Intel gets commercial backer for wireless charging chips

News

Intel gets commercial backer for wireless charging chips

Jennifer Scott

Intel today confirmed a new partner in Integrated Device Technology (IDT) to develop and create chipsets for its wireless charging capabilities.

The chipmaker first unveiled the technology in 2008, but thanks to the help from IDT’s developers, it will improve dramatically.

Rather than having to use inductive charging techniques – such as charging mats – the new chipsets will allow a smartphone to be charged from a laptop by just putting the two devices within two inches of each other.  

IDT has also managed to reduce the size of the chip needed, as well as the cost, which will make it more accessible for manufacturers to use and incorporate into their products.

“Imagine this wireless charging solution in an Ultrabook of the future,” wrote Dan Snyder, technical PR manager at Intel, on the company’s blog. “How would it work?”

“You are low on juice on your phone — you simply start the WCT (Wireless Charging Technology) detection software and place the smartphone close to your Ultrabook (about an inch or so). Coupling takes place between the two devices and energy begins to seamlessly and wirelessly flow from the Ultrabook to the smartphone.”

“Within an hour, you have recharged your smartphone sufficiently to make it through the afternoon. No more wires or chargers.”

Snyder said Intel was in discussions with “peripheral suppliers,” such as smartphone-case makers and camera companies, as well as other hardware manufacturers to find more routes to market for the technology.

No dates have been set for these products to hit the market, but IDT confirmed it would be making the chipsets available to designers from the start of 2013.

“Intel will be discussing specific plans and timelines at a later date, so stay tuned for more details on this innovation that’s one step closer from the labs to your home,” said Snyder.


Email Alerts

Register now to receive ComputerWeekly.com IT-related news, guides and more, delivered to your inbox.
By submitting you agree to receive email from TechTarget and its partners.
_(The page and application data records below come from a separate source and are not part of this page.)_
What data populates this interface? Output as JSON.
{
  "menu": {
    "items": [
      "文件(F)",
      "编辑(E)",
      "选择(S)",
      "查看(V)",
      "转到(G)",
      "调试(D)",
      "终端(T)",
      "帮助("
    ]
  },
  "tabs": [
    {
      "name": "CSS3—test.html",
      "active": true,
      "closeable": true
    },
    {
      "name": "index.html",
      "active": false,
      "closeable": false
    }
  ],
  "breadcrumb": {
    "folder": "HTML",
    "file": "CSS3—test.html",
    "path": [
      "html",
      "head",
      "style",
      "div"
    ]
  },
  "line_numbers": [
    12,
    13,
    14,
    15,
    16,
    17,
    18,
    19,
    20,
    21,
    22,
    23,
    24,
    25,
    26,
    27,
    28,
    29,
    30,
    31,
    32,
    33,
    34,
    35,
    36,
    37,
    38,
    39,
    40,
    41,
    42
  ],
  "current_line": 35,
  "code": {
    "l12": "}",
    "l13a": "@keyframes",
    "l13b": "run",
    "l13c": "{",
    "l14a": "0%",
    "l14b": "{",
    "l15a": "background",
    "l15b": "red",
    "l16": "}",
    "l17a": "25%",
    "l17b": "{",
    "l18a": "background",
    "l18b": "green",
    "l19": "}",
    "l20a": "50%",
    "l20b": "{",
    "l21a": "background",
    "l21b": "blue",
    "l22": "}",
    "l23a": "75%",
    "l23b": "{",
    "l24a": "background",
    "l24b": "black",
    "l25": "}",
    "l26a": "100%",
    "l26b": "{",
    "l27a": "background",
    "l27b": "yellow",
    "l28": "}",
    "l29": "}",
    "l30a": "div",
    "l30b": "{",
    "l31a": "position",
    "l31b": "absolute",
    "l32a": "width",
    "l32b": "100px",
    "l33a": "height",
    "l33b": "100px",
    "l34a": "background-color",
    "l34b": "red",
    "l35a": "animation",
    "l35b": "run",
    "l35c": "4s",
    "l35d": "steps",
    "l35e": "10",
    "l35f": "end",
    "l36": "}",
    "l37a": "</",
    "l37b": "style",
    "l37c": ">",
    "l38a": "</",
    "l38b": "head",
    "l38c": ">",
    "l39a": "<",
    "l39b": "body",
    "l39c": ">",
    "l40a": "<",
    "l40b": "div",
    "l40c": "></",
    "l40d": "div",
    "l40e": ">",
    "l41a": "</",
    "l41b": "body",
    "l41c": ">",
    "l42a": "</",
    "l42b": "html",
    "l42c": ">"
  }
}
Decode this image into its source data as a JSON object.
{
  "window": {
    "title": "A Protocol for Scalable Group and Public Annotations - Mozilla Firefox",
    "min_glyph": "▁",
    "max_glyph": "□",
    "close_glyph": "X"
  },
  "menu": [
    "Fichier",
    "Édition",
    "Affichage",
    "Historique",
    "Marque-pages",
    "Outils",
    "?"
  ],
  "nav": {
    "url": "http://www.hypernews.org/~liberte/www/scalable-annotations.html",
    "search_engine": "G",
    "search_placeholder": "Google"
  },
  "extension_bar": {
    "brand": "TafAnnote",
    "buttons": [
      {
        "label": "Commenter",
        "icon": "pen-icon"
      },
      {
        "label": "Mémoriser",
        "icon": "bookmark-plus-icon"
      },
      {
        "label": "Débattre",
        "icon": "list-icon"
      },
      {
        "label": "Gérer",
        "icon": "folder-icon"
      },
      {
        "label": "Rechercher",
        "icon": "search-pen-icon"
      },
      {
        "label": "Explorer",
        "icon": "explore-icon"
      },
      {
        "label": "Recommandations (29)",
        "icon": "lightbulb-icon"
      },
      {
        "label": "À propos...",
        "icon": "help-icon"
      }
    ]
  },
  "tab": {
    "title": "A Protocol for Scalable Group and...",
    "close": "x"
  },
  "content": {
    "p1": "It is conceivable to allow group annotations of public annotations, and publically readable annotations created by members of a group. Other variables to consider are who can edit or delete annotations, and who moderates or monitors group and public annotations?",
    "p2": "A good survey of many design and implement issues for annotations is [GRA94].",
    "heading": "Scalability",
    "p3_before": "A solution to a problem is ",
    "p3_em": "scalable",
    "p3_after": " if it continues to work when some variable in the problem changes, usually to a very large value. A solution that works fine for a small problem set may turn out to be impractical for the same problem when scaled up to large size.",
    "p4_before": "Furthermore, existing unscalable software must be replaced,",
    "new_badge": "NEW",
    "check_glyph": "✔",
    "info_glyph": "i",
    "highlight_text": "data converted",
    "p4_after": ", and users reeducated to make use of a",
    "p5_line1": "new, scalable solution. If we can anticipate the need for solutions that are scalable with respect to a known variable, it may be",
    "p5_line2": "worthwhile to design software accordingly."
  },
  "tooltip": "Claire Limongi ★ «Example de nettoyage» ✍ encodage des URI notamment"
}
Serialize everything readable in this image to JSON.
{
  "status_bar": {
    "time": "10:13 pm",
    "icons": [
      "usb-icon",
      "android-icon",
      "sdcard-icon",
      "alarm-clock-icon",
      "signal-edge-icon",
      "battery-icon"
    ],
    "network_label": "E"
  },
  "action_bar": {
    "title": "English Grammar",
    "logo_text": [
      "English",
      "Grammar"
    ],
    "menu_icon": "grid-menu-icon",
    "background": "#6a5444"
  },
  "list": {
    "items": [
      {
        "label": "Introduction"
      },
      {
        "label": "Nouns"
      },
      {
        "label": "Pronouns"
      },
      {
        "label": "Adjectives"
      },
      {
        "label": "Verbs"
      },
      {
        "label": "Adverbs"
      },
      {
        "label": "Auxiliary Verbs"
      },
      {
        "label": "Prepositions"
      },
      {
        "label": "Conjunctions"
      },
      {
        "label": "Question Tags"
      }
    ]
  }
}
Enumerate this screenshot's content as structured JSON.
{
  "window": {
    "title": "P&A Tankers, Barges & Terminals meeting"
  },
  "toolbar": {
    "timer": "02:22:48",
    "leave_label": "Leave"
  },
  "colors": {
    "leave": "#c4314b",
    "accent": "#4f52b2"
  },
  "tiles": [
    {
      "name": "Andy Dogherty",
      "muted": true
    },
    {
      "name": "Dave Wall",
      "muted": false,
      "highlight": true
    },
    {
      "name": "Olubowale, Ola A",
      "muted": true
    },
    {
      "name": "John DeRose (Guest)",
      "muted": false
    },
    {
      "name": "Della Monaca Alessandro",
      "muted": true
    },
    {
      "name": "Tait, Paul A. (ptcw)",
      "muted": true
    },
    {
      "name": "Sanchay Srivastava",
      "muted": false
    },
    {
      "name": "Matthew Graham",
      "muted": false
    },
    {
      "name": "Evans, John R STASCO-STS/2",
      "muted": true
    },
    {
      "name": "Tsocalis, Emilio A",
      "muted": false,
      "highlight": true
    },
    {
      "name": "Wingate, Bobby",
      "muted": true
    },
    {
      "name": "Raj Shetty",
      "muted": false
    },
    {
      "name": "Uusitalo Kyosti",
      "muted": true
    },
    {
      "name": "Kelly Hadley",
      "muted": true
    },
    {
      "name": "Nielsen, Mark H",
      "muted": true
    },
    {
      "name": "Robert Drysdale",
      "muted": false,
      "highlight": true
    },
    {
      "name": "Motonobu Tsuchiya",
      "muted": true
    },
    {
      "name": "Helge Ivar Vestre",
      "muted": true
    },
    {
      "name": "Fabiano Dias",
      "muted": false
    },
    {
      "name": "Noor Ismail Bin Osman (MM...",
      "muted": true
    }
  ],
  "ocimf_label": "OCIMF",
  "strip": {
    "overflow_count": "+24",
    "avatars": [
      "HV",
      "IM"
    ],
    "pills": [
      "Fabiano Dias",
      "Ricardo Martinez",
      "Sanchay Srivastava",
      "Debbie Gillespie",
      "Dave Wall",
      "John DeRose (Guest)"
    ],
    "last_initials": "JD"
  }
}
If you reside outside of the United States, you consent to having your personal data transferred to and processed in the United States. Privacy
 

COMMENTS powered by Disqus  //  Commenting policy